 In his final assignment of error, defendant contends that his constitutional right of due process was violated when the trial judge permitted the prosecutor, in closing argument, to note the failure of defendant to call alibi witnesses. Defendant contends that this left the jury with the likely impression that the burden of proving his innocence was on defendant.
In closing arguments a prosecutor may not comment on the failure of a defendant to testify at trial. State v. Thompson, 290 N.C. 431, 226 S.E. 2d 487 (1976). However, it is permissible for the prosecutor to bring to the jury’s attention “a defendant’s failure to produce exculpatory evidence or to contradict evidence presented by the State.” State v. Mason, 317 N.C. 283, 287, 345 S.E. 2d 195, 197 (1986). This Court has held that a prosecutor’s comment noting the failure of a defendant to produce any alibi witnesses does not constitute an impermissible comment on the defendant’s failure to testify. See, State v. Young, 317 N.C. 396, *729346 S.E. 2d 626 (1986); State v. Jordan, 305 N.C. 274, 287 S.E. 2d 827 (1982).

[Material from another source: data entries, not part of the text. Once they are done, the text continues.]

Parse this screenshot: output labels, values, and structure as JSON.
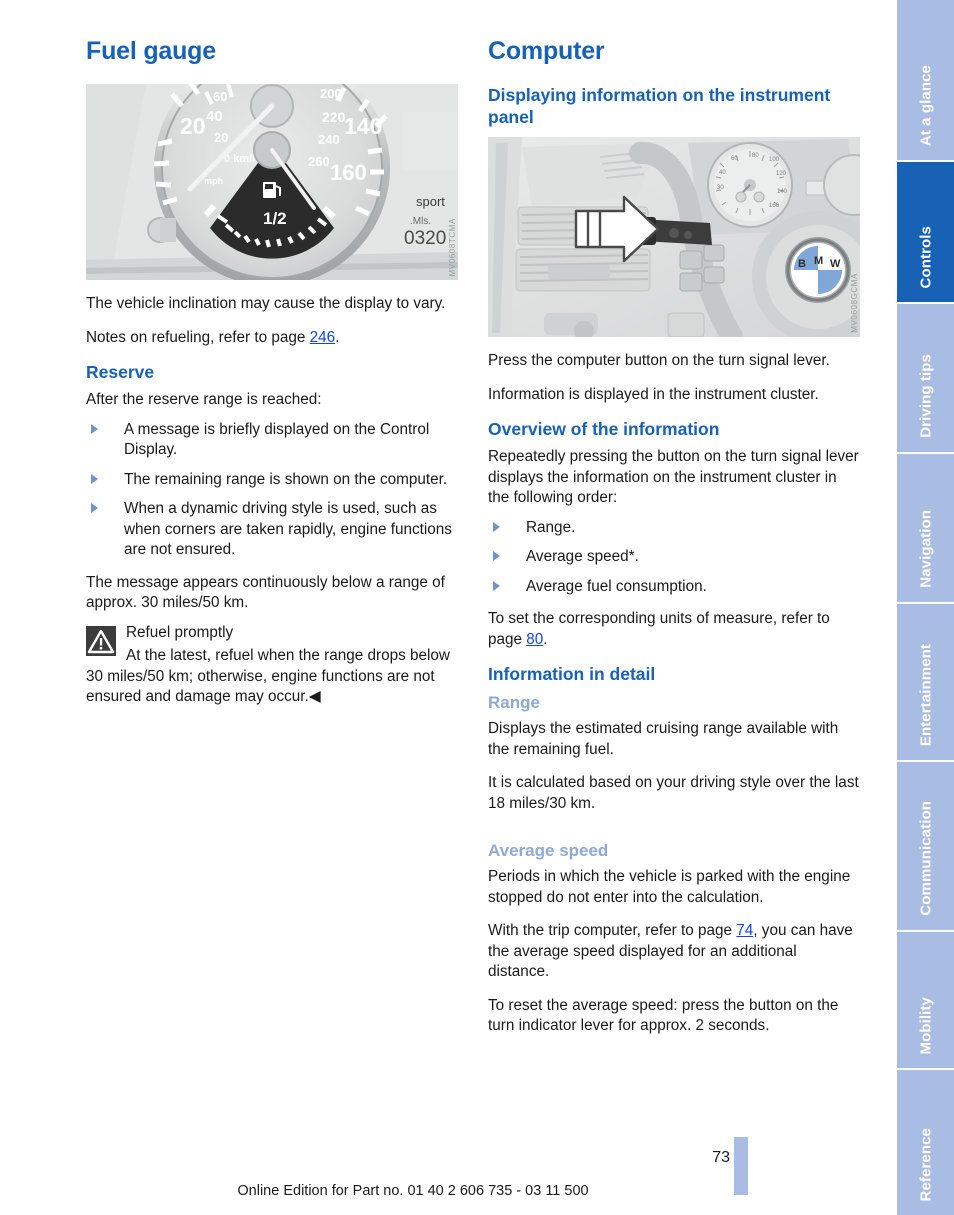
{
  "left_column": {
    "chapter_title": "Fuel gauge",
    "figure": {
      "caption_code": "MV0608TCMA",
      "alt": "instrument-cluster-fuel-gauge"
    },
    "paragraphs": {
      "p1": "The vehicle inclination may cause the display to vary.",
      "p2_before": "Notes on refueling, refer to page ",
      "p2_link": "246",
      "p2_after": "."
    },
    "reserve": {
      "heading": "Reserve",
      "intro": "After the reserve range is reached:",
      "bullets": [
        "A message is briefly displayed on the Control Display.",
        "The remaining range is shown on the computer.",
        "When a dynamic driving style is used, such as when corners are taken rapidly, engine functions are not ensured."
      ],
      "after": "The message appears continuously below a range of approx. 30 miles/50 km."
    },
    "warning": {
      "icon": "warning-triangle-icon",
      "title": "Refuel promptly",
      "text": "At the latest, refuel when the range drops below 30 miles/50 km; otherwise, engine functions are not ensured and damage may occur.",
      "end_mark": "◀"
    }
  },
  "right_column": {
    "chapter_title": "Computer",
    "displaying": {
      "heading": "Displaying information on the instrument panel",
      "figure": {
        "caption_code": "MV0608GCMA",
        "alt": "turn-signal-lever-computer-button"
      },
      "p1": "Press the computer button on the turn signal lever.",
      "p2": "Information is displayed in the instrument cluster."
    },
    "overview": {
      "heading": "Overview of the information",
      "intro": "Repeatedly pressing the button on the turn signal lever displays the information on the instrument cluster in the following order:",
      "bullets": [
        "Range.",
        "Average speed*.",
        "Average fuel consumption."
      ],
      "after_before": "To set the corresponding units of measure, refer to page ",
      "after_link": "80",
      "after_after": "."
    },
    "detail": {
      "heading": "Information in detail",
      "range": {
        "heading": "Range",
        "p1": "Displays the estimated cruising range available with the remaining fuel.",
        "p2": "It is calculated based on your driving style over the last 18 miles/30 km."
      },
      "average_speed": {
        "heading": "Average speed",
        "p1": "Periods in which the vehicle is parked with the engine stopped do not enter into the calculation.",
        "p2_before": "With the trip computer, refer to page ",
        "p2_link": "74",
        "p2_after": ", you can have the average speed displayed for an additional distance.",
        "p3": "To reset the average speed: press the button on the turn indicator lever for approx. 2 seconds."
      }
    }
  },
  "rail": {
    "tabs": [
      {
        "label": "At a glance",
        "active": false
      },
      {
        "label": "Controls",
        "active": true
      },
      {
        "label": "Driving tips",
        "active": false
      },
      {
        "label": "Navigation",
        "active": false
      },
      {
        "label": "Entertainment",
        "active": false
      },
      {
        "label": "Communication",
        "active": false
      },
      {
        "label": "Mobility",
        "active": false
      },
      {
        "label": "Reference",
        "active": false
      }
    ]
  },
  "footer": {
    "page_number": "73",
    "imprint": "Online Edition for Part no. 01 40 2 606 735 - 03 11 500"
  },
  "colors": {
    "accent_blue": "#1862b5",
    "light_blue": "#a9bde4",
    "sub_heading_blue": "#8fa9d8",
    "link_blue": "#1145e0",
    "bullet_blue": "#6e93cf"
  }
}
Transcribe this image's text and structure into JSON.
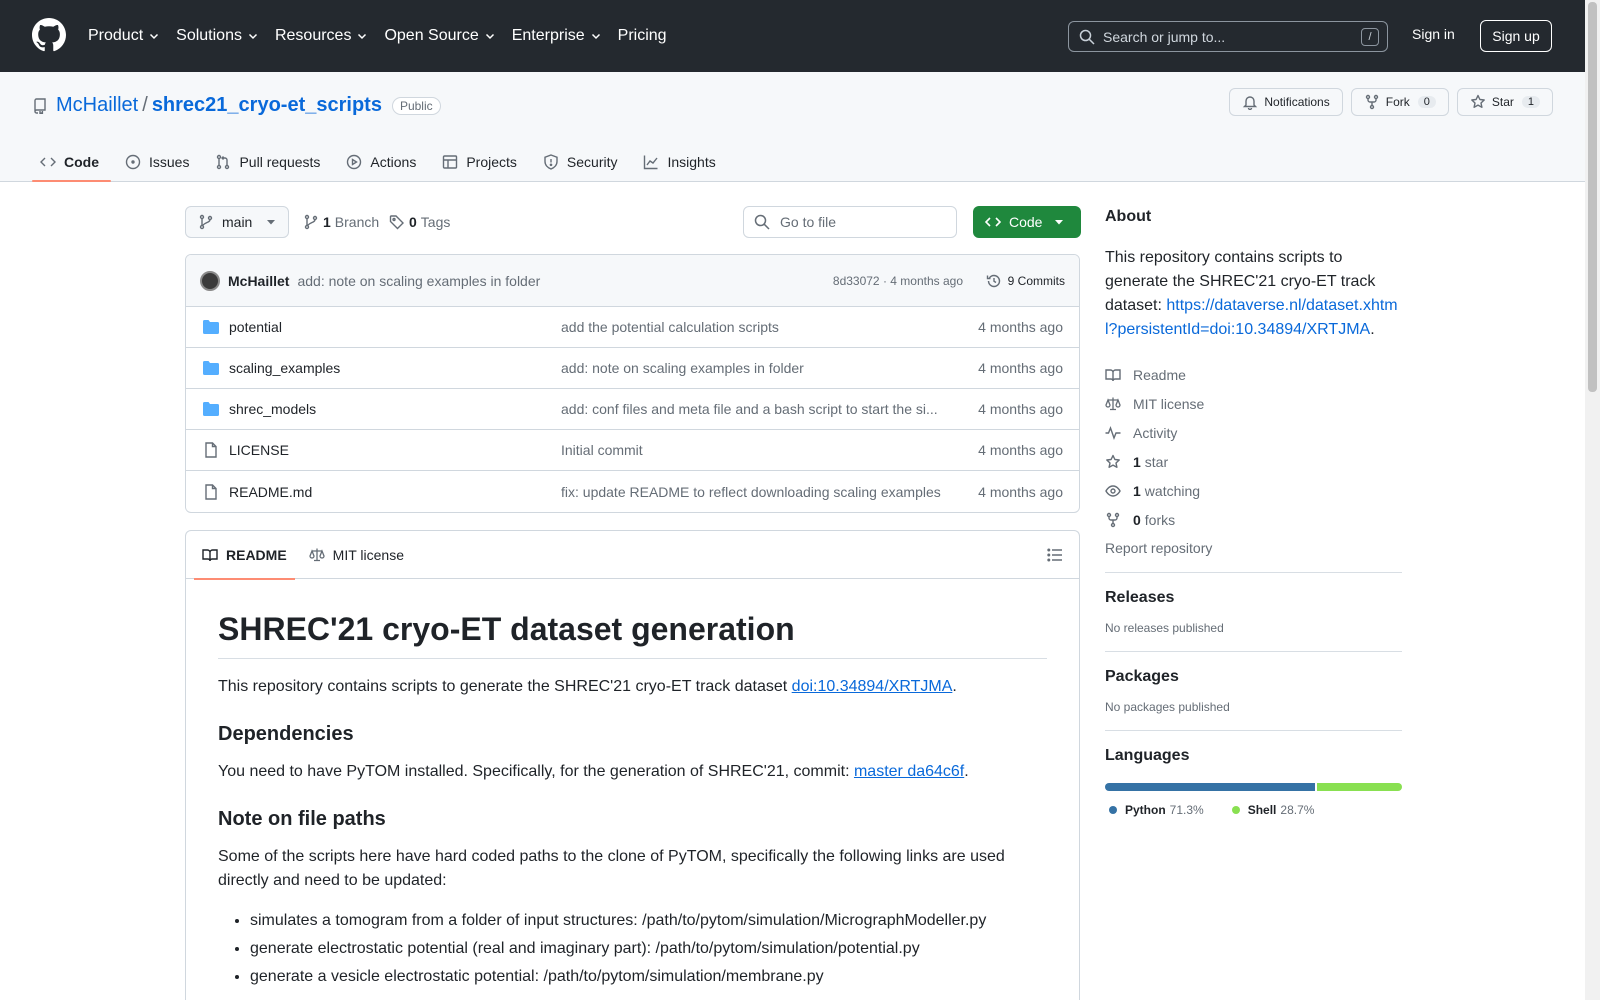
{
  "header": {
    "nav": [
      {
        "label": "Product",
        "dropdown": true
      },
      {
        "label": "Solutions",
        "dropdown": true
      },
      {
        "label": "Resources",
        "dropdown": true
      },
      {
        "label": "Open Source",
        "dropdown": true
      },
      {
        "label": "Enterprise",
        "dropdown": true
      },
      {
        "label": "Pricing",
        "dropdown": false
      }
    ],
    "search_placeholder": "Search or jump to...",
    "search_shortcut": "/",
    "sign_in": "Sign in",
    "sign_up": "Sign up"
  },
  "repo": {
    "owner": "McHaillet",
    "separator": "/",
    "name": "shrec21_cryo-et_scripts",
    "visibility": "Public",
    "actions": {
      "notifications": "Notifications",
      "fork_label": "Fork",
      "fork_count": "0",
      "star_label": "Star",
      "star_count": "1"
    },
    "tabs": [
      {
        "label": "Code",
        "icon": "code-icon",
        "active": true
      },
      {
        "label": "Issues",
        "icon": "issue-icon",
        "active": false
      },
      {
        "label": "Pull requests",
        "icon": "pull-request-icon",
        "active": false
      },
      {
        "label": "Actions",
        "icon": "play-icon",
        "active": false
      },
      {
        "label": "Projects",
        "icon": "table-icon",
        "active": false
      },
      {
        "label": "Security",
        "icon": "shield-icon",
        "active": false
      },
      {
        "label": "Insights",
        "icon": "graph-icon",
        "active": false
      }
    ]
  },
  "filebar": {
    "branch": "main",
    "branch_count": "1",
    "branch_label": "Branch",
    "tag_count": "0",
    "tag_label": "Tags",
    "go_to_file": "Go to file",
    "code_button": "Code"
  },
  "latest_commit": {
    "author": "McHaillet",
    "message": "add: note on scaling examples in folder",
    "hash_age": "8d33072 · 4 months ago",
    "commits": "9 Commits"
  },
  "files": [
    {
      "name": "potential",
      "type": "folder",
      "commit": "add the potential calculation scripts",
      "age": "4 months ago"
    },
    {
      "name": "scaling_examples",
      "type": "folder",
      "commit": "add: note on scaling examples in folder",
      "age": "4 months ago"
    },
    {
      "name": "shrec_models",
      "type": "folder",
      "commit": "add: conf files and meta file and a bash script to start the si...",
      "age": "4 months ago"
    },
    {
      "name": "LICENSE",
      "type": "file",
      "commit": "Initial commit",
      "age": "4 months ago"
    },
    {
      "name": "README.md",
      "type": "file",
      "commit": "fix: update README to reflect downloading scaling examples",
      "age": "4 months ago"
    }
  ],
  "readme": {
    "tab_readme": "README",
    "tab_license": "MIT license",
    "title": "SHREC'21 cryo-ET dataset generation",
    "intro_text": "This repository contains scripts to generate the SHREC'21 cryo-ET track dataset ",
    "intro_link": "doi:10.34894/XRTJMA",
    "intro_end": ".",
    "h_dependencies": "Dependencies",
    "dep_text": "You need to have PyTOM installed. Specifically, for the generation of SHREC'21, commit: ",
    "dep_link": "master da64c6f",
    "dep_end": ".",
    "h_paths": "Note on file paths",
    "paths_text": "Some of the scripts here have hard coded paths to the clone of PyTOM, specifically the following links are used directly and need to be updated:",
    "bullets": [
      "simulates a tomogram from a folder of input structures: /path/to/pytom/simulation/MicrographModeller.py",
      "generate electrostatic potential (real and imaginary part): /path/to/pytom/simulation/potential.py",
      "generate a vesicle electrostatic potential: /path/to/pytom/simulation/membrane.py"
    ]
  },
  "sidebar": {
    "about_title": "About",
    "about_text": "This repository contains scripts to generate the SHREC'21 cryo-ET track dataset: ",
    "about_link": "https://dataverse.nl/dataset.xhtml?persistentId=doi:10.34894/XRTJMA",
    "about_end": ".",
    "readme": "Readme",
    "license": "MIT license",
    "activity": "Activity",
    "stars_count": "1",
    "stars_label": "star",
    "watching_count": "1",
    "watching_label": "watching",
    "forks_count": "0",
    "forks_label": "forks",
    "report": "Report repository",
    "releases_title": "Releases",
    "releases_note": "No releases published",
    "packages_title": "Packages",
    "packages_note": "No packages published",
    "languages_title": "Languages",
    "languages": [
      {
        "name": "Python",
        "percent": "71.3%",
        "value": 71.3,
        "color": "#3572A5"
      },
      {
        "name": "Shell",
        "percent": "28.7%",
        "value": 28.7,
        "color": "#89e051"
      }
    ]
  }
}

In the case sub judice, the prosecutor, in his closing argument, argued to the jury that, in its deliberations, it could consider not only evidence offered by the defendant but also evidence that was not offered by the defendant and should consider the fact that there were fifteen others present at the time of the alleged offense and defendant did not call any one of them as witnesses. The prosecutor further argued that defendant did not call them as witnesses because they probably would not back up his story about what had happened. After reviewing the prosecutor’s closing argument we fail to see any comment that intimates that the defendant had the burden of proving his innocence.
Admittedly, it is well-settled law that the burden of proof remains with the State regardless of whether a defendant presents any evidence, and it is well-settled law that a defendant need not testify, a fact which may not be commented on by the prosecutor. However, in the instant case defendant did testify at trial and the statements defendant takes exception to “amount merely to the prosecutor’s comment on the defendant’s failure to produce witnesses to corroborate the truth” of defendant’s testimony. State v. Young, 317 N.C. 396, 415, 346 S.E. 2d 626, 637. In this there is no error.
Defendant received a fair trial, free from prejudicial error.